How Aboriginal traditions, culture, and knowledge inform program practices and help NWTC clients to achieve wellness
Reg Crowshoe is a well-known Blackfoot ceremonialist who lives on the Peigan reserve in southern Alberta. He is the Executive Director of the Oldman River Cultural Centre and has pioneered and initiated cross-cultural programs for many organizations and institutions across Western Canada. Reg is the son of the revered Native spiritual leader Joe Crowshoe. He has earned an honorary doctorate in law from the University of Calgary. // Willie J. Ermine, (M.Ed) is an Assistant Professor with the First Nations University of Canada. Willie is from the Sturgeon Lake First Nation in the north central part of Saskatchewan where he lives with his family. As a faculty member with the First Nations University of Canada, Willie lectures in the areas of Education, Humanities, Indigenous Studies and research methods. He has published numerous academic articles and contributed reports to the Tri Council Panel on Research Ethics. He has presented at various venues nationally and internationally and various national knowledge symposiums on the topics of education, research and in particular the nature of Indigenous thought. Willie has worked extensively with Elders in his research and promotes ethical practices of research involving Indigenous Peoples with particular interest is the conceptual development of the ‘ethical space’ – a theoretical space between cultures and world views.
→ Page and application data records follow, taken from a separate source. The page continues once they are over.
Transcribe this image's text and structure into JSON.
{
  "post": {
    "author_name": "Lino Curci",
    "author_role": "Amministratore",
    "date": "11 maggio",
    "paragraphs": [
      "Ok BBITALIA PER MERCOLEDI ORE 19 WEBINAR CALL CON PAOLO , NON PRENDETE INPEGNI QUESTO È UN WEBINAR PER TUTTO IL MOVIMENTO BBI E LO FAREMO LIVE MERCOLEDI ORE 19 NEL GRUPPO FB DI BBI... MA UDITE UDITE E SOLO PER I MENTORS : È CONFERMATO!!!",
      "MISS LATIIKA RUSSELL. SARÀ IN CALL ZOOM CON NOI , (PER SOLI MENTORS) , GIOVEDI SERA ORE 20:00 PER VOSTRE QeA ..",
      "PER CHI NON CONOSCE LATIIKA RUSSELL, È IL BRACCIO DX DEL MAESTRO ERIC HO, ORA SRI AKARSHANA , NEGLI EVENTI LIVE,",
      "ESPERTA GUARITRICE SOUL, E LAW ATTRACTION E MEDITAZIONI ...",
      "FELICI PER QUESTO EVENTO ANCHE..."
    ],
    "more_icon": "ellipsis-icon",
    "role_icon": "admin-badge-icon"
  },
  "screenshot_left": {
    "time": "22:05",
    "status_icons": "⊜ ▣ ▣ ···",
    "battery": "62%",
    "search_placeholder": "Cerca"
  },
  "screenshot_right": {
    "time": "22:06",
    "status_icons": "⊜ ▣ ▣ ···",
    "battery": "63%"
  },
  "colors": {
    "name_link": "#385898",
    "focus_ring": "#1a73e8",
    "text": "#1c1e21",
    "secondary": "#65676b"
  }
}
Like other population-level crises and disasters, the COVID-19 pandemic will have short- and long-term impacts on the mental health and psychosocial well-being of individuals and